- [Exercise requirements]: Find the lines in these entries that include the word "screenshot" and state how many there are, with no other words.

(Available data)

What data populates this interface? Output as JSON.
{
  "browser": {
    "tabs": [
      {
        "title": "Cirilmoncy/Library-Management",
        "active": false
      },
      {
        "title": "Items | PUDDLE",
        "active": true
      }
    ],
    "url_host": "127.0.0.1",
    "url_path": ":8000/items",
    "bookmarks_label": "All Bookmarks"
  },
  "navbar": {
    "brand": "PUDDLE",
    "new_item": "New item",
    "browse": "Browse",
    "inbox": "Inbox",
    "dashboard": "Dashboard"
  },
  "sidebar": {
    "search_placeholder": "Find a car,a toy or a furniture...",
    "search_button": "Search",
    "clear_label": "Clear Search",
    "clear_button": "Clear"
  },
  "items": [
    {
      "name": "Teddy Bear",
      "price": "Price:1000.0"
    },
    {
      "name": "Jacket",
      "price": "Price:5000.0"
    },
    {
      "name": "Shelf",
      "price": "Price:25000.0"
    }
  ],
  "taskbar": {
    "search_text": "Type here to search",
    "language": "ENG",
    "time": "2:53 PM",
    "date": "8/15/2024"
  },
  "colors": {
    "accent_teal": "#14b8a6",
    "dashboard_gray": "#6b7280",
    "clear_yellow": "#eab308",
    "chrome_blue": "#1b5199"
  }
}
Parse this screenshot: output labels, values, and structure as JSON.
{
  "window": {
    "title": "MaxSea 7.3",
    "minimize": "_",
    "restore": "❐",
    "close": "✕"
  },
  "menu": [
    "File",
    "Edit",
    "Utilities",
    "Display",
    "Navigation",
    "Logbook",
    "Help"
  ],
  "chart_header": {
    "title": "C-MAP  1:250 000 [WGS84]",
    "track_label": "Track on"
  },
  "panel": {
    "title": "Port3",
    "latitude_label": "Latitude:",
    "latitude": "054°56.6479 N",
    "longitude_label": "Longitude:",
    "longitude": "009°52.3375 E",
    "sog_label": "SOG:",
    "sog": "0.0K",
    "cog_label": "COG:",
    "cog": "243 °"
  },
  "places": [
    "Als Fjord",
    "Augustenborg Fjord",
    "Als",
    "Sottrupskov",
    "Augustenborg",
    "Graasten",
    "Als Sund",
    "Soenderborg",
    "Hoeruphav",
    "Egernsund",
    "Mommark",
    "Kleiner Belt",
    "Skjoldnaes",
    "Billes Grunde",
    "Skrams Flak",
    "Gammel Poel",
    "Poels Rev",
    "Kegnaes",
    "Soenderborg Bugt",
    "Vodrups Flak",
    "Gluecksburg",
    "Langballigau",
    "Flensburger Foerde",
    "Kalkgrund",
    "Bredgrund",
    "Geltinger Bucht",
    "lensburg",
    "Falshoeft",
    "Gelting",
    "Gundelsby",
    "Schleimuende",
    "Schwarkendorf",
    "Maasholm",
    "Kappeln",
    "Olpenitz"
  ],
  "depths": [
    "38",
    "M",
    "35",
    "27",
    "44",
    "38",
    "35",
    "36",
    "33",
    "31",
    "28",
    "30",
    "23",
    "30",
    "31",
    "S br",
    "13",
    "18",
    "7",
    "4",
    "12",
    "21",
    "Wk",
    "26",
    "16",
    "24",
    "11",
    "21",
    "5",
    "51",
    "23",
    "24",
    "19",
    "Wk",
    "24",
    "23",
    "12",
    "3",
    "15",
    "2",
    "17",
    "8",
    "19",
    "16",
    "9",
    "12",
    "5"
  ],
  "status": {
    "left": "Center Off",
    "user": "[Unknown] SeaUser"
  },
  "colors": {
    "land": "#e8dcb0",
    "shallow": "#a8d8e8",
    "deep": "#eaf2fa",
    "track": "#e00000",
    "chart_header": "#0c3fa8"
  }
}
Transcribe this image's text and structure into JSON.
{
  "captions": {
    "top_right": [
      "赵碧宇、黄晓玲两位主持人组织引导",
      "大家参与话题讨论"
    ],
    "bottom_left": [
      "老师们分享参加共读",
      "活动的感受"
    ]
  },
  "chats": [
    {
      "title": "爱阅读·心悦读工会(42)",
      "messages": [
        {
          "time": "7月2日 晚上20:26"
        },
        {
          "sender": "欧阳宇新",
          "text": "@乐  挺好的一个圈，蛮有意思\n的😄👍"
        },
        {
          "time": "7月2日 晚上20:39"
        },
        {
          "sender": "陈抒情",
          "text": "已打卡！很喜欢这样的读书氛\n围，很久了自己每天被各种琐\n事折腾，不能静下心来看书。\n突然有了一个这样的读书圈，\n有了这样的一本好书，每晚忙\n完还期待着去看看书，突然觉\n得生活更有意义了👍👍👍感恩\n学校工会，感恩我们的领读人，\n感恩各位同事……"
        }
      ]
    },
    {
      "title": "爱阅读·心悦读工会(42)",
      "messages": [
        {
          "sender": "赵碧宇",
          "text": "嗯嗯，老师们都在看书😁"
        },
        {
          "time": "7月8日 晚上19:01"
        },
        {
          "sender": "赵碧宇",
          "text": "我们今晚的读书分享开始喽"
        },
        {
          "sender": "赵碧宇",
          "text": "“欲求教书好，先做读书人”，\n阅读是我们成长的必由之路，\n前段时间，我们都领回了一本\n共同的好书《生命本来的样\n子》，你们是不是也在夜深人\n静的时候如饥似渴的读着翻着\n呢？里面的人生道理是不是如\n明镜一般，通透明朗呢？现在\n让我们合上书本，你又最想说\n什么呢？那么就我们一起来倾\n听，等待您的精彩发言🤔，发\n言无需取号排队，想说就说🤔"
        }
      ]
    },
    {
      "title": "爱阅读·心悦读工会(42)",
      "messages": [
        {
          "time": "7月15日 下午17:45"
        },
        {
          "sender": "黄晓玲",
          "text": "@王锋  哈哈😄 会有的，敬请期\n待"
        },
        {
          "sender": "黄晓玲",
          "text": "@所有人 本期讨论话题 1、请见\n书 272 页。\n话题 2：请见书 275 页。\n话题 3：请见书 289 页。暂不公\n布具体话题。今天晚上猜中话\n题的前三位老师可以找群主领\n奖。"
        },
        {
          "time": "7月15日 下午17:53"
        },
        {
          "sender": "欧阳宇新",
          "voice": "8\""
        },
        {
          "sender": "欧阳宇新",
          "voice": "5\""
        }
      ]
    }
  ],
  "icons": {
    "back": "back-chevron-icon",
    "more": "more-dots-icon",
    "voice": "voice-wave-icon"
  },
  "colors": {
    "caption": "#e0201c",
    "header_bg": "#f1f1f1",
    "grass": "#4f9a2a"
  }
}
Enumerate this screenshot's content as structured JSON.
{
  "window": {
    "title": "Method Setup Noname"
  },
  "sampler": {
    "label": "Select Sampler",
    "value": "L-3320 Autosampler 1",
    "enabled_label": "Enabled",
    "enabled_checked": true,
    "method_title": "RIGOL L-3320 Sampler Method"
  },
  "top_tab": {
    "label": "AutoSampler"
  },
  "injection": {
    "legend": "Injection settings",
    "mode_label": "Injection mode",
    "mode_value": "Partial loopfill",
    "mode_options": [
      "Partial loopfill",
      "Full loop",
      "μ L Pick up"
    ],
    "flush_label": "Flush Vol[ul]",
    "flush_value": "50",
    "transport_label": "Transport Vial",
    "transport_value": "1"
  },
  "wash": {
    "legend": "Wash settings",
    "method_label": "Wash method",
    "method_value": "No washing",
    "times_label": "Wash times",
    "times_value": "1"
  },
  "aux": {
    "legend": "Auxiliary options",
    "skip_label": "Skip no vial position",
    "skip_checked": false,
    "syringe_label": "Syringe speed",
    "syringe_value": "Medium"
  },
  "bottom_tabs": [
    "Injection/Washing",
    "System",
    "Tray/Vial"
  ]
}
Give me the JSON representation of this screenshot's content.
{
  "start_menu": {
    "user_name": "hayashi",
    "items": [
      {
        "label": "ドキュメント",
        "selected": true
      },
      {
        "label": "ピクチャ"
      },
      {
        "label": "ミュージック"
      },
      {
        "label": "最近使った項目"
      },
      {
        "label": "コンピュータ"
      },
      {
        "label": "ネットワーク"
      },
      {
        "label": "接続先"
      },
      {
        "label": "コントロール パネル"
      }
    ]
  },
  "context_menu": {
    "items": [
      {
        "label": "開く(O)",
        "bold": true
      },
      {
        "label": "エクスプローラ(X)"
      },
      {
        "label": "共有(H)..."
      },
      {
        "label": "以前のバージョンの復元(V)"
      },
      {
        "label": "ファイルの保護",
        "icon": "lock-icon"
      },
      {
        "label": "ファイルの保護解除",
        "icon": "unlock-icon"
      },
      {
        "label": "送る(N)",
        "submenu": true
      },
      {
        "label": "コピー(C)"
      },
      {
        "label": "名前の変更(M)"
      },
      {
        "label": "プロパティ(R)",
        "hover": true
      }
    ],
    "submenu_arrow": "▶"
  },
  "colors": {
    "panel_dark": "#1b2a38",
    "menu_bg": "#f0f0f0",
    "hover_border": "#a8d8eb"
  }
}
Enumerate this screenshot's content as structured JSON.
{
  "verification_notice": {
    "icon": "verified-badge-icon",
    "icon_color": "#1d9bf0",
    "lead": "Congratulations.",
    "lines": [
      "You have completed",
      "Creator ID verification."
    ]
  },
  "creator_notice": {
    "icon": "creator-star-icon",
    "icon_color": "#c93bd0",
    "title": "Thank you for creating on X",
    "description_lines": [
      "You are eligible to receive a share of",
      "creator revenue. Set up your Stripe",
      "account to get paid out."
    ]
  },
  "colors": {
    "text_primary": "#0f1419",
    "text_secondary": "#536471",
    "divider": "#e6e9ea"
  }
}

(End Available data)

- [Answer section]: 4